Data about app and page elements:
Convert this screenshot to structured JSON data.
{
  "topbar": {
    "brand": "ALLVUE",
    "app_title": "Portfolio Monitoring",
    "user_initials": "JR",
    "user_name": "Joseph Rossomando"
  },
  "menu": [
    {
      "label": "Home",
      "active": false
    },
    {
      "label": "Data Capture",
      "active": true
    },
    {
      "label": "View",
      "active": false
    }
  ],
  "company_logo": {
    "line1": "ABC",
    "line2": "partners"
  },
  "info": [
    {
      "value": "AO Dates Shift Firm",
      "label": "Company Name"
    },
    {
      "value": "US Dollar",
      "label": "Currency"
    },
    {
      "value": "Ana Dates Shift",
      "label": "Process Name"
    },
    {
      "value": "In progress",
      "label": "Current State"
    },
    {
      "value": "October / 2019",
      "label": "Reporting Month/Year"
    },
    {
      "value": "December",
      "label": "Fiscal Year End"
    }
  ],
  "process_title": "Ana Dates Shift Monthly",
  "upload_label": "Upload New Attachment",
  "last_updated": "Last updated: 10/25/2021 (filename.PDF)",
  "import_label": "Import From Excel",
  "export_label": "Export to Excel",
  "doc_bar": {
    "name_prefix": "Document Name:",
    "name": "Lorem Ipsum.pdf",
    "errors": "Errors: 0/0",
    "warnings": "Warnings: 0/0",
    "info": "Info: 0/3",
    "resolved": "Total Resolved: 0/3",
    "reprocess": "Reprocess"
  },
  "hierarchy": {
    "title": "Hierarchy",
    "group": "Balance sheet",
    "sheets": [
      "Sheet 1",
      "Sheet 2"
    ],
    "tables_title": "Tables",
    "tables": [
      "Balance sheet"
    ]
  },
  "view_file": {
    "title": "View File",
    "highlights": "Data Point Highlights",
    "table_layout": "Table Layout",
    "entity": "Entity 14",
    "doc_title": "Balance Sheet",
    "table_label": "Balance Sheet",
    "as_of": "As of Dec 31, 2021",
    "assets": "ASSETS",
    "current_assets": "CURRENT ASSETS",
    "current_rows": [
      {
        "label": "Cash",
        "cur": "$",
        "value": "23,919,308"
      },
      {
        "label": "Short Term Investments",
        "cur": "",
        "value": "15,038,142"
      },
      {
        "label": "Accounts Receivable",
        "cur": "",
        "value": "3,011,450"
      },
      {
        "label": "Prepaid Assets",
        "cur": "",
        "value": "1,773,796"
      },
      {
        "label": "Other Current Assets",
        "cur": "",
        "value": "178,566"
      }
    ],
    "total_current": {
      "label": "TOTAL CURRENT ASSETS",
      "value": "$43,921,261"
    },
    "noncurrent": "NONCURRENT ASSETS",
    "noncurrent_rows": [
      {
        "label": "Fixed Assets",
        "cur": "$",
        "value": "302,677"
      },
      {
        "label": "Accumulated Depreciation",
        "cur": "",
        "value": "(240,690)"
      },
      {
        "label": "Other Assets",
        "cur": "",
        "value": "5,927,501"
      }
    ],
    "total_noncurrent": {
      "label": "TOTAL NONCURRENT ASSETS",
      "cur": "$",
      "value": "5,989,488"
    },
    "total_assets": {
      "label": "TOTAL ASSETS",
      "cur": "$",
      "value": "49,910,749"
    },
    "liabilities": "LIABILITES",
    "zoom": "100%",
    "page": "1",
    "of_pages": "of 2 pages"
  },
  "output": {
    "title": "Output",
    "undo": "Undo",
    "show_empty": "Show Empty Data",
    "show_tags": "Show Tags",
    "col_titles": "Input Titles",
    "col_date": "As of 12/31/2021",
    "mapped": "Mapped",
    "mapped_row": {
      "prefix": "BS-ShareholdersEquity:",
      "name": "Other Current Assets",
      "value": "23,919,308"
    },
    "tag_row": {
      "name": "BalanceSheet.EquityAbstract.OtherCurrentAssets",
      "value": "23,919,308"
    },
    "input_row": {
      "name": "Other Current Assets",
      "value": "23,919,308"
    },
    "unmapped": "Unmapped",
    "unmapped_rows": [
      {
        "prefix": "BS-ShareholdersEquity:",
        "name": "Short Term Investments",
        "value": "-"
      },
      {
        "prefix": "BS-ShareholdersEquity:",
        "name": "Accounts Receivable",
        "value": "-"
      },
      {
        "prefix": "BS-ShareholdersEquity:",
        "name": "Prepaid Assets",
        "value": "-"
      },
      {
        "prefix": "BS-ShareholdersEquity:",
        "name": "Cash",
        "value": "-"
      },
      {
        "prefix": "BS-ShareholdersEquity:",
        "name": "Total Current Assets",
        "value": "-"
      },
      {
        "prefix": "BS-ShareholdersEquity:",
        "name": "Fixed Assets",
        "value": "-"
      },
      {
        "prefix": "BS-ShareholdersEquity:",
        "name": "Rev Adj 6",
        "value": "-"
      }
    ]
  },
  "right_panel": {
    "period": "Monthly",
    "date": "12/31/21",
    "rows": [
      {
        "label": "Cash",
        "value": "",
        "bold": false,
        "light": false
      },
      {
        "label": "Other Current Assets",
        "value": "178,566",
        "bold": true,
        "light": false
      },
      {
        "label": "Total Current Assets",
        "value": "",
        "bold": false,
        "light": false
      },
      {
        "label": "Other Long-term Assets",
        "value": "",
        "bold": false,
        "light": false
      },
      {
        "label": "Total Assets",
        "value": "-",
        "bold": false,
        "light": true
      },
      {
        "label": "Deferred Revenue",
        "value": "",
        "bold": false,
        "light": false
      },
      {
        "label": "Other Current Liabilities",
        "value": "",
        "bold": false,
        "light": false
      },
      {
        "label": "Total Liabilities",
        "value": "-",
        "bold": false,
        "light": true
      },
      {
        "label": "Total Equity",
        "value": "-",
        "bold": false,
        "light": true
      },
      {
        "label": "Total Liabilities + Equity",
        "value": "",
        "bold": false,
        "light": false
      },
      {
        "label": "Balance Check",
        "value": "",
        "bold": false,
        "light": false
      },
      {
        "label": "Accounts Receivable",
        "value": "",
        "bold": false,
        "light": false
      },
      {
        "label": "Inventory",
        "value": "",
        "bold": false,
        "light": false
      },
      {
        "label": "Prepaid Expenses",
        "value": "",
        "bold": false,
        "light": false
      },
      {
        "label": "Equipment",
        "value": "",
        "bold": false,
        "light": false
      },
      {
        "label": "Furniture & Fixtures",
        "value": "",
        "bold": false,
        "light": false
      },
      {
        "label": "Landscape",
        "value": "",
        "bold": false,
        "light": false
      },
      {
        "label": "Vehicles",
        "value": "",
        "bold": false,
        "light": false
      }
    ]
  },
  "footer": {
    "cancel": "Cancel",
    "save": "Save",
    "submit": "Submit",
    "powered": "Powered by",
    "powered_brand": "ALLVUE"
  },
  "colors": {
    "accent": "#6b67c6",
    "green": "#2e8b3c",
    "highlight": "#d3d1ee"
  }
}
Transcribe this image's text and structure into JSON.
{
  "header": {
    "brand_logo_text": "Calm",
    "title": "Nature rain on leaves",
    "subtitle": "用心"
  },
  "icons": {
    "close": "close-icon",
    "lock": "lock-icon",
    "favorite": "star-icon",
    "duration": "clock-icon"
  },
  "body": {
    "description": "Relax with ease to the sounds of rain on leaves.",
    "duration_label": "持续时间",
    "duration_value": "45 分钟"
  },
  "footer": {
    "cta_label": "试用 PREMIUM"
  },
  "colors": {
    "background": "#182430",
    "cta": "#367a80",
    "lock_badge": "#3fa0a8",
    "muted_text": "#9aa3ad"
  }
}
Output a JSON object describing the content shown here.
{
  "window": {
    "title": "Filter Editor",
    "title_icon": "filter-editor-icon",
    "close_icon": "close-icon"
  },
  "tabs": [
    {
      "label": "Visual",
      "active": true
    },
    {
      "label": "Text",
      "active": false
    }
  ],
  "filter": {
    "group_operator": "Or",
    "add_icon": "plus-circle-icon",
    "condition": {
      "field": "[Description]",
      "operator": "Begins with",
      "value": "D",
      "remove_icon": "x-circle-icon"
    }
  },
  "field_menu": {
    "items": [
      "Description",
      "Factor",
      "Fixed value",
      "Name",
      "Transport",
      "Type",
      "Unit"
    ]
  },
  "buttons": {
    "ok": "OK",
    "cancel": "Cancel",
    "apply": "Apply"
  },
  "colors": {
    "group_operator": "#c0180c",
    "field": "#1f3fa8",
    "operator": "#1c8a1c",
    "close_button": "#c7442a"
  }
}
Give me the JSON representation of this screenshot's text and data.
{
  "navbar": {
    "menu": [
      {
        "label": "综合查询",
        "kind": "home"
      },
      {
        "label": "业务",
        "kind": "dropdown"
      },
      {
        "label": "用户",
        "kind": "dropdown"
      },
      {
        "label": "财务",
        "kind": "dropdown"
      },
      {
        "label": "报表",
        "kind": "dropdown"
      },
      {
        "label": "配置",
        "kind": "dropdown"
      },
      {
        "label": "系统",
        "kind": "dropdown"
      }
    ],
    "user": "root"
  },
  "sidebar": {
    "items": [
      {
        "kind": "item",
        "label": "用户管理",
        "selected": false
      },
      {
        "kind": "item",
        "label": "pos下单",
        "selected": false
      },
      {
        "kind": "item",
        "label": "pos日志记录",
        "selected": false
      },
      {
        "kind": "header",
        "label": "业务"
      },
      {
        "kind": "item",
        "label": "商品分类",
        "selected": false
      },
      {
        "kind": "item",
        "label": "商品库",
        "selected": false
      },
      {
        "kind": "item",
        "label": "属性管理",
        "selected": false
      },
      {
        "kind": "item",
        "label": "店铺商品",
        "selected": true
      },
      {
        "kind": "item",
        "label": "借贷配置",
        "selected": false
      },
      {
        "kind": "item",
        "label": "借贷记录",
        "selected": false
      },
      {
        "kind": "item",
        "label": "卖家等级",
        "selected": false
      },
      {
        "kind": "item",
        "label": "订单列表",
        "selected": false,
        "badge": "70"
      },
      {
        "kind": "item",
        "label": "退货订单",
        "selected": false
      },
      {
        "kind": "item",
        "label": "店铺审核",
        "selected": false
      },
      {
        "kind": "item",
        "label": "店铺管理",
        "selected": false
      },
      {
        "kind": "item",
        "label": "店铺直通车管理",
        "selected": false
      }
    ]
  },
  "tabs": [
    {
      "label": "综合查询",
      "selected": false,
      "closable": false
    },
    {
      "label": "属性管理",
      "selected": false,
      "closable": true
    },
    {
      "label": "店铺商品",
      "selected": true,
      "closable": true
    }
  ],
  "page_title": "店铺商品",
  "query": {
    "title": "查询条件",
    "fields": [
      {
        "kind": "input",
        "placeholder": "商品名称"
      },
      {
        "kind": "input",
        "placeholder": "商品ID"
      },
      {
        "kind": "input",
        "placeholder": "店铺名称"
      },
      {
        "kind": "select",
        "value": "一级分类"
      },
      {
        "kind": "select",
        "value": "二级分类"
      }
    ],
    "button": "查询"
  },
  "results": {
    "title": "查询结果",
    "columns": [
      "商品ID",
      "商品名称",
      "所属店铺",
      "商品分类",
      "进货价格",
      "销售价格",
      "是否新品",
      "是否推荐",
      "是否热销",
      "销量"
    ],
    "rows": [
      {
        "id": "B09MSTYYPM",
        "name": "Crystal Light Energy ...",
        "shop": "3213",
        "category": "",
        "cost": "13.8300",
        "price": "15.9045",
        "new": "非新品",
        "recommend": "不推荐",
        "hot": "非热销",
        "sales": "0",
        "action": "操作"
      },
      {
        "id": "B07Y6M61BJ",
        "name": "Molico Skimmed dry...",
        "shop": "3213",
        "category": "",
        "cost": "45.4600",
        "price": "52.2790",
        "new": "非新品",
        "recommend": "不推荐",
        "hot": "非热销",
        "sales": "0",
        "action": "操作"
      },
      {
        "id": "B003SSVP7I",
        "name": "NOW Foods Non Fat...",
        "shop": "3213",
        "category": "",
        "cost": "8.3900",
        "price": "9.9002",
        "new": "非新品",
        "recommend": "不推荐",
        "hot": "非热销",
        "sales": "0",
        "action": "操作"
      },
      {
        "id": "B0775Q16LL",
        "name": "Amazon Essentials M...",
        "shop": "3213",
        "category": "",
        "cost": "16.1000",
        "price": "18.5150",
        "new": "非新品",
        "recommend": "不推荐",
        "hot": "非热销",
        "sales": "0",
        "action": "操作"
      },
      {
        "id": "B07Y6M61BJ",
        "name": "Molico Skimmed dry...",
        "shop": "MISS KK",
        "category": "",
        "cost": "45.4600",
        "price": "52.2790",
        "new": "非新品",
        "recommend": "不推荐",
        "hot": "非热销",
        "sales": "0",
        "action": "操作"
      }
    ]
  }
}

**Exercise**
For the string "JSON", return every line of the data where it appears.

**Response below**
Convert this screenshot to structured JSON data.
Transcribe this image's text and structure into JSON.
Output a JSON object describing the content shown here.
Give me the JSON representation of this screenshot's text and data.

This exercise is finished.